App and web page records
::::::
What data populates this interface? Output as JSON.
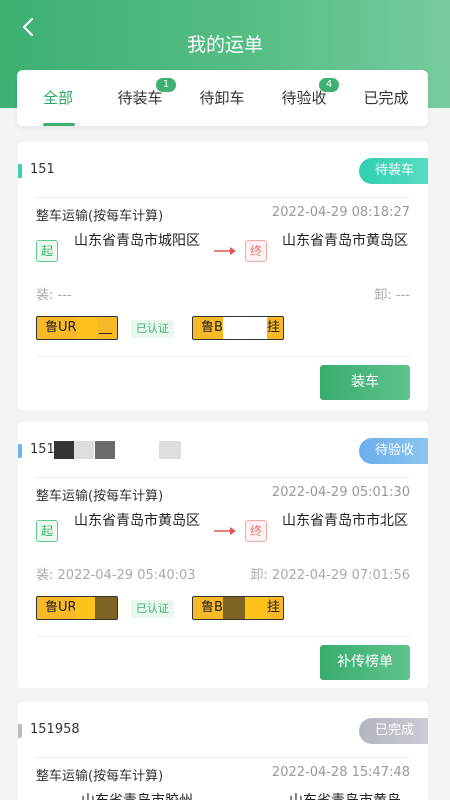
{
  "header": {
    "title": "我的运单"
  },
  "tabs": [
    {
      "label": "全部",
      "active": true
    },
    {
      "label": "待装车",
      "badge": "1"
    },
    {
      "label": "待卸车"
    },
    {
      "label": "待验收",
      "badge": "4"
    },
    {
      "label": "已完成"
    }
  ],
  "orders": [
    {
      "id": "151",
      "status": "待装车",
      "status_color": "#3fcfb0",
      "service_type": "整车运输(按每车计算)",
      "time": "2022-04-29 08:18:27",
      "start_tag": "起",
      "end_tag": "终",
      "from": "山东省青岛市城阳区",
      "to": "山东省青岛市黄岛区",
      "load_label": "装: ---",
      "unload_label": "卸: ---",
      "plate_1": "鲁UR",
      "plate_1_tail": "__",
      "cert": "已认证",
      "plate_2": "鲁B",
      "plate_2_tail": "挂",
      "action": "装车"
    },
    {
      "id": "151",
      "status": "待验收",
      "status_color": "#6fb2ec",
      "service_type": "整车运输(按每车计算)",
      "time": "2022-04-29 05:01:30",
      "start_tag": "起",
      "end_tag": "终",
      "from": "山东省青岛市黄岛区",
      "to": "山东省青岛市市北区",
      "load_label": "装: 2022-04-29 05:40:03",
      "unload_label": "卸: 2022-04-29 07:01:56",
      "plate_1": "鲁UR",
      "cert": "已认证",
      "plate_2": "鲁B",
      "plate_2_tail": "挂",
      "action": "补传榜单"
    },
    {
      "id": "151958",
      "status": "已完成",
      "status_color": "#b9bcc6",
      "service_type": "整车运输(按每车计算)",
      "time": "2022-04-28 15:47:48",
      "from": "山东省青岛市胶州",
      "to": "山东省青岛市黄岛"
    }
  ]
}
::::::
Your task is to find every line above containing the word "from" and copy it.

EXERCISE RESULT
      "from": "山东省青岛市城阳区",
      "from": "山东省青岛市黄岛区",
      "from": "山东省青岛市胶州",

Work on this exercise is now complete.